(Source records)

⟨

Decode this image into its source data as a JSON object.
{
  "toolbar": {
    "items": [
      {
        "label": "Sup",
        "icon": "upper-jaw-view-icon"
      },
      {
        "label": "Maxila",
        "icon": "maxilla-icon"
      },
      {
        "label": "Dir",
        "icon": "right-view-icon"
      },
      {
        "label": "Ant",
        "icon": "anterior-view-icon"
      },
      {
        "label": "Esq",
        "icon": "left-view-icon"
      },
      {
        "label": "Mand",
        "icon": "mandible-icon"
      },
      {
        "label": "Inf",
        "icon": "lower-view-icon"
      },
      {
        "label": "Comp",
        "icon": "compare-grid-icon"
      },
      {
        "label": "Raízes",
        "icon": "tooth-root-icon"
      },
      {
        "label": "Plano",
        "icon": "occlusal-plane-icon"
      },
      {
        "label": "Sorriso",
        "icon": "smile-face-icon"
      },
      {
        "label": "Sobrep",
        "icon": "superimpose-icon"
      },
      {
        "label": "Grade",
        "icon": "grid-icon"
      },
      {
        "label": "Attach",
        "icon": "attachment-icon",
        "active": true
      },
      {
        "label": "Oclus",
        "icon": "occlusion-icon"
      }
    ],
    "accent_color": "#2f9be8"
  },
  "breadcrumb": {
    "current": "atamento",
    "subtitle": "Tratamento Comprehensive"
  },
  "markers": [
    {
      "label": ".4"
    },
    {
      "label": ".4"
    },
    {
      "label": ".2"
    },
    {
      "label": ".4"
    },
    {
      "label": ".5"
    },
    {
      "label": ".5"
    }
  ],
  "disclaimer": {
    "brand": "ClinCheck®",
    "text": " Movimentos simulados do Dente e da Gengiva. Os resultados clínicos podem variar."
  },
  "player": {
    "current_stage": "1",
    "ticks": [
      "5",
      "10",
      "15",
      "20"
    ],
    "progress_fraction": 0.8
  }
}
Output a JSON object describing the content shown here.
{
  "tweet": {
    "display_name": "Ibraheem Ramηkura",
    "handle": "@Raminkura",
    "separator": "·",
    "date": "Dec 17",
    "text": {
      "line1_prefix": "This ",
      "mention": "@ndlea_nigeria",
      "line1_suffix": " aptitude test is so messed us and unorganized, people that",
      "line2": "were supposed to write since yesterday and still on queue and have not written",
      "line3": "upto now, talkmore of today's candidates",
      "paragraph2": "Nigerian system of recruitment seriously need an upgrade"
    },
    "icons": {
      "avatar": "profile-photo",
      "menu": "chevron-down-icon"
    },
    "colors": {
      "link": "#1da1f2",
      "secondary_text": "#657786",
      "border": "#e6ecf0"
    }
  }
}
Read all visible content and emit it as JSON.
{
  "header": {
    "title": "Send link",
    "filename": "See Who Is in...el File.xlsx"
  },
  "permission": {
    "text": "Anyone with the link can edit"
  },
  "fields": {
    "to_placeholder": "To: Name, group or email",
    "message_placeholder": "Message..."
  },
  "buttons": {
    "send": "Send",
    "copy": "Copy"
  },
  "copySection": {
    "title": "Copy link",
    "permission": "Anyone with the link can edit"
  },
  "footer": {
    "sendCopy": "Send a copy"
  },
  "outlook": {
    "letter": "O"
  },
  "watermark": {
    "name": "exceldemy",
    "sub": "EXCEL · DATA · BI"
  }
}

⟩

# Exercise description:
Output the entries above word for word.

# Result of the task:
Decode this image into its source data as a JSON object.
{
  "toolbar": {
    "items": [
      {
        "label": "Sup",
        "icon": "upper-jaw-view-icon"
      },
      {
        "label": "Maxila",
        "icon": "maxilla-icon"
      },
      {
        "label": "Dir",
        "icon": "right-view-icon"
      },
      {
        "label": "Ant",
        "icon": "anterior-view-icon"
      },
      {
        "label": "Esq",
        "icon": "left-view-icon"
      },
      {
        "label": "Mand",
        "icon": "mandible-icon"
      },
      {
        "label": "Inf",
        "icon": "lower-view-icon"
      },
      {
        "label": "Comp",
        "icon": "compare-grid-icon"
      },
      {
        "label": "Raízes",
        "icon": "tooth-root-icon"
      },
      {
        "label": "Plano",
        "icon": "occlusal-plane-icon"
      },
      {
        "label": "Sorriso",
        "icon": "smile-face-icon"
      },
      {
        "label": "Sobrep",
        "icon": "superimpose-icon"
      },
      {
        "label": "Grade",
        "icon": "grid-icon"
      },
      {
        "label": "Attach",
        "icon": "attachment-icon",
        "active": true
      },
      {
        "label": "Oclus",
        "icon": "occlusion-icon"
      }
    ],
    "accent_color": "#2f9be8"
  },
  "breadcrumb": {
    "current": "atamento",
    "subtitle": "Tratamento Comprehensive"
  },
  "markers": [
    {
      "label": ".4"
    },
    {
      "label": ".4"
    },
    {
      "label": ".2"
    },
    {
      "label": ".4"
    },
    {
      "label": ".5"
    },
    {
      "label": ".5"
    }
  ],
  "disclaimer": {
    "brand": "ClinCheck®",
    "text": " Movimentos simulados do Dente e da Gengiva. Os resultados clínicos podem variar."
  },
  "player": {
    "current_stage": "1",
    "ticks": [
      "5",
      "10",
      "15",
      "20"
    ],
    "progress_fraction": 0.8
  }
}
Output a JSON object describing the content shown here.
{
  "tweet": {
    "display_name": "Ibraheem Ramηkura",
    "handle": "@Raminkura",
    "separator": "·",
    "date": "Dec 17",
    "text": {
      "line1_prefix": "This ",
      "mention": "@ndlea_nigeria",
      "line1_suffix": " aptitude test is so messed us and unorganized, people that",
      "line2": "were supposed to write since yesterday and still on queue and have not written",
      "line3": "upto now, talkmore of today's candidates",
      "paragraph2": "Nigerian system of recruitment seriously need an upgrade"
    },
    "icons": {
      "avatar": "profile-photo",
      "menu": "chevron-down-icon"
    },
    "colors": {
      "link": "#1da1f2",
      "secondary_text": "#657786",
      "border": "#e6ecf0"
    }
  }
}
Read all visible content and emit it as JSON.
{
  "header": {
    "title": "Send link",
    "filename": "See Who Is in...el File.xlsx"
  },
  "permission": {
    "text": "Anyone with the link can edit"
  },
  "fields": {
    "to_placeholder": "To: Name, group or email",
    "message_placeholder": "Message..."
  },
  "buttons": {
    "send": "Send",
    "copy": "Copy"
  },
  "copySection": {
    "title": "Copy link",
    "permission": "Anyone with the link can edit"
  },
  "footer": {
    "sendCopy": "Send a copy"
  },
  "outlook": {
    "letter": "O"
  },
  "watermark": {
    "name": "exceldemy",
    "sub": "EXCEL · DATA · BI"
  }
}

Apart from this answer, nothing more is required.